[Records from a data collection]
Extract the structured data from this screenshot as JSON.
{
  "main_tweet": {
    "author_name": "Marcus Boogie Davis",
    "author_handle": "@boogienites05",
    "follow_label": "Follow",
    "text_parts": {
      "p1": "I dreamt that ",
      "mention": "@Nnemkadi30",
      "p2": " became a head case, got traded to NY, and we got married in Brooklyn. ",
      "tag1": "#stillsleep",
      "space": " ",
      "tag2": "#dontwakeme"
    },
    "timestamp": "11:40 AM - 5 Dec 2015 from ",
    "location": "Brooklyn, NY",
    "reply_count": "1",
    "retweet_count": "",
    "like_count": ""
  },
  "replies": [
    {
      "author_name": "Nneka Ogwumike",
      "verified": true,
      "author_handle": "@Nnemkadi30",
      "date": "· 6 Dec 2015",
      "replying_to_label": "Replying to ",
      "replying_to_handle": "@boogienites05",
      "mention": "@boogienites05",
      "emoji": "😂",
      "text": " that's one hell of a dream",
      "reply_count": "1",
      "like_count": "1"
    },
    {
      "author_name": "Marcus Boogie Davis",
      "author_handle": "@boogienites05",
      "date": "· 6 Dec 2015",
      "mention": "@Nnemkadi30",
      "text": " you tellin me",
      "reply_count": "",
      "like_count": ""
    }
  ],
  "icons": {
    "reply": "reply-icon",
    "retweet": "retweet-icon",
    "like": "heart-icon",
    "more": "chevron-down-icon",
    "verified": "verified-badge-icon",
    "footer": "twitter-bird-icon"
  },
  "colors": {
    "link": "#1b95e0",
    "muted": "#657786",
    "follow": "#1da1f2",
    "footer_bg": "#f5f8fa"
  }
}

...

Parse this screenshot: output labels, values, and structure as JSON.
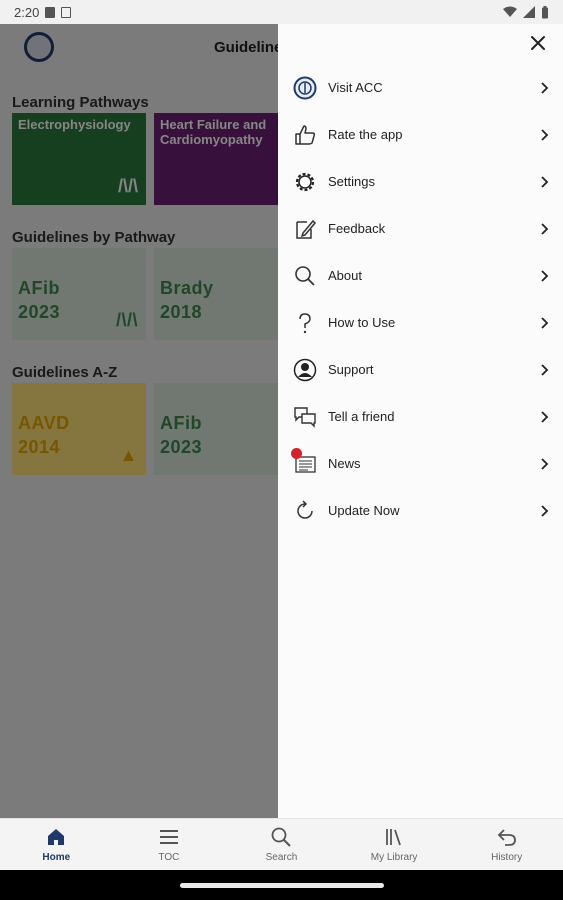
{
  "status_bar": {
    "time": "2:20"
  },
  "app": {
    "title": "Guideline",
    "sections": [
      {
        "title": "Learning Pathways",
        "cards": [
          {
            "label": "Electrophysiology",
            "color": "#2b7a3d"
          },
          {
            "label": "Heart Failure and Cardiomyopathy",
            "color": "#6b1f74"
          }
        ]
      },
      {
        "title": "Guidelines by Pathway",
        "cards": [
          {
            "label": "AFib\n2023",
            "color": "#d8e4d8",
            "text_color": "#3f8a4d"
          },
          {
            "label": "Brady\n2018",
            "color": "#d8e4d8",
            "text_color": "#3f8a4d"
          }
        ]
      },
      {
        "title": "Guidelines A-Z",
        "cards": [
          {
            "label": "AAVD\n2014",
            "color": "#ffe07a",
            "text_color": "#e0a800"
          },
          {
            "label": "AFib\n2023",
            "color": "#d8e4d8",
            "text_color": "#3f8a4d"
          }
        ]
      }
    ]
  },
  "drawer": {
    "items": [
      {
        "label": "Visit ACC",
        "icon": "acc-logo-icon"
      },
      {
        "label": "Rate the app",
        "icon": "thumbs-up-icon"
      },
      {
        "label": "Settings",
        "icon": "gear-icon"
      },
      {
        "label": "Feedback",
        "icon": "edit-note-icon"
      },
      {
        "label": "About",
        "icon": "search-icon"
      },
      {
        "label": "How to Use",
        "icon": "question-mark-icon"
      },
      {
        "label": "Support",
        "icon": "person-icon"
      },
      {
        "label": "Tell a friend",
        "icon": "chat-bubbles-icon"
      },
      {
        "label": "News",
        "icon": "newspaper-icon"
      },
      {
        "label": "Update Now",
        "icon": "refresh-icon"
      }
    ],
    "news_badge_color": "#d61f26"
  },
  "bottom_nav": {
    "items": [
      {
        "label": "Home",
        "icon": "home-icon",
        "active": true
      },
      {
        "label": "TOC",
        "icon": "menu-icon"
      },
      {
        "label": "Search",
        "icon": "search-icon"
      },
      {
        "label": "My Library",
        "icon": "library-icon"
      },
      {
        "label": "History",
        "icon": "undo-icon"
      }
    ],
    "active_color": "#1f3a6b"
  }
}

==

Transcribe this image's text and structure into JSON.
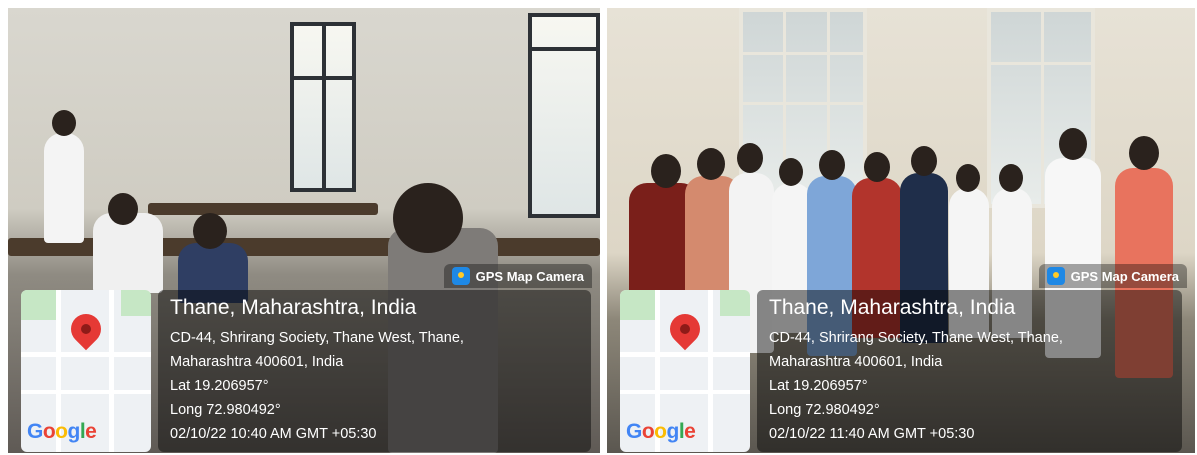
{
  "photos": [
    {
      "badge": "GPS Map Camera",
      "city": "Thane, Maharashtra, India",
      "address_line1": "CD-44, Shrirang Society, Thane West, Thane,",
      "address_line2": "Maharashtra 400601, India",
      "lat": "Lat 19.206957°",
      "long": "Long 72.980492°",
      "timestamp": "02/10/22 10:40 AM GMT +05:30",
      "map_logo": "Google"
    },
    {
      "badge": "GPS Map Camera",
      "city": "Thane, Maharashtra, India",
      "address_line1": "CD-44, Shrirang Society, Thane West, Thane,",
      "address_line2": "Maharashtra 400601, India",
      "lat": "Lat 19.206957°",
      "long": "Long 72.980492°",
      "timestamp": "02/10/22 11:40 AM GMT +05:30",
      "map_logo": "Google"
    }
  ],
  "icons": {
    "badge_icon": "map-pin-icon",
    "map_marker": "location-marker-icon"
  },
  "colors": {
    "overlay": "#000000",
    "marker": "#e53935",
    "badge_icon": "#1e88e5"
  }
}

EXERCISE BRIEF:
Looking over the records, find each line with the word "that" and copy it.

WORKED SOLUTION:
      "p1": "I dreamt that ",
      "text": " that's one hell of a dream",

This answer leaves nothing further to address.